Kansas Trucking Jobs
You have your choice of trucking jobs in Kansas. Many industries are using trucks to haul their products around the state and beyond. This gives you plenty of opportunities to take advantage of as long as you have a CDL as well as the required endorsements on your CDL.
Salary and Career Outlook
There are roughly 20,000 residents of the state working in heavy truck commercial hauling. Average yearly earnings for drivers is between $39,000 and $40,000 according to BLS.gov data.
The career outlook for trucking jobs is improving with each passing year. Within the next decade, growth in trucking jobs will be at 21 percent, higher than many other careers around the nation. This statistic is collected from the Bureau of Labor Statistics and is believed to be due to the number of employers who want affordable transportation.
Top industries in Kansas for truckers include general trucking, agriculture, logging, food manufacturing and more. When you want to make the most of your career, you have to pay attention to what each industry has to offer and what kinds of requirements you will need in each industry – such as a HAZMAT or air brakes endorsement on your license.
Benefits of a Trucking Career
When you are in a trucking career, many benefits are available. One of the biggest is that you can find a schedule that suits you. Many employers can find a local route for you so you can be close to home and be off on the weekends.
If you are at least 21, you can drive across state borders. This not only increases your earnings but allows you to take to the open road and see more of America.
You can find many opportunities. No matter what opportunity you take, you are your own boss once you step inside the cab of your truck.
Important Laws and Regulations
There are no snow tire regulations in Kansas, though this doesn’t mean you can’t use them in the winter when there are skid risks due to snow and ice. Likely, you will only need snow tires. The studded tires can stay on through the winter months, eliminating the need to carry snow chains on your commercial vehicle.

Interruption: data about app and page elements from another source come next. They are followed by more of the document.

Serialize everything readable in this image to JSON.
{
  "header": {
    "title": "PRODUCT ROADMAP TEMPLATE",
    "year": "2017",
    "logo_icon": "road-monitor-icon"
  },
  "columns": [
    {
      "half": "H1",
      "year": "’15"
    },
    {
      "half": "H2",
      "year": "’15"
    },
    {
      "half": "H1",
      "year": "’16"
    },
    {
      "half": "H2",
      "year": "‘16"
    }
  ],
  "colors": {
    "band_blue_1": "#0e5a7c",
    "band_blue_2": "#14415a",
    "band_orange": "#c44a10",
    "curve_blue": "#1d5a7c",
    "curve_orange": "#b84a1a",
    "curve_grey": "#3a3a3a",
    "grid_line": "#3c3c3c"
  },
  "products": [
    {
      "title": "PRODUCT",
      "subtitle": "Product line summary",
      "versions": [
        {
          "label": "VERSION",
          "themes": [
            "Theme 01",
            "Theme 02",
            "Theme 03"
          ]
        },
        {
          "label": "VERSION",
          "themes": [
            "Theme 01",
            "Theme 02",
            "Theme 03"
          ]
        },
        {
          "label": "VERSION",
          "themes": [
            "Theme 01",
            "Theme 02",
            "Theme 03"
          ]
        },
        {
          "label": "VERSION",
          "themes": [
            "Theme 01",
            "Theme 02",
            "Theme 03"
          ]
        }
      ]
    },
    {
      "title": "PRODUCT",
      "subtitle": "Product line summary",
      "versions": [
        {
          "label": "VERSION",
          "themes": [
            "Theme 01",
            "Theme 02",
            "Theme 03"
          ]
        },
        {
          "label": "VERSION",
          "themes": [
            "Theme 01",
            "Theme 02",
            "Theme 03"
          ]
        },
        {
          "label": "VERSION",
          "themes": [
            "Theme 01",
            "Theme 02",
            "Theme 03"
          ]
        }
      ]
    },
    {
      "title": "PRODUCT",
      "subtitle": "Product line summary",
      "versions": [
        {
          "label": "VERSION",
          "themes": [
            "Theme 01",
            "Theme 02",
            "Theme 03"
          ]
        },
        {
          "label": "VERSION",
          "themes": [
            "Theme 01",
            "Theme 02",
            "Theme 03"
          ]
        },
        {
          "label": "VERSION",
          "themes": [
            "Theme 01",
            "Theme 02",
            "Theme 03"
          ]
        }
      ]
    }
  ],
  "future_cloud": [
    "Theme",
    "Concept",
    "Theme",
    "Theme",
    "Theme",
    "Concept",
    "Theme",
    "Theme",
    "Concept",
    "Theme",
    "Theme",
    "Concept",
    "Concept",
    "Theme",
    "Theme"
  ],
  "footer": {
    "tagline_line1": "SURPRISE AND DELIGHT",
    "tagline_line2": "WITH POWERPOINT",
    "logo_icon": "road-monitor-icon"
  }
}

In Kansas, you will need to follow DOT regulations of the federal government. You cannot be on the road for more than 11 hours and cannot work more than 60 hours in 7 days or 70 hours in 8 days. Your DOT recordkeeping may be handled by you or by the employer you work for. Either way, the reports will need to be submitted to the DOT office on a monthly basis.
There is a habitual violator policy in Kansas that states you will be treated with higher penalties and longer terms of suspension when you violate the same traffic infraction repeatedly. This means you need to be cautious about your speed, your lane signaling and other traffic laws.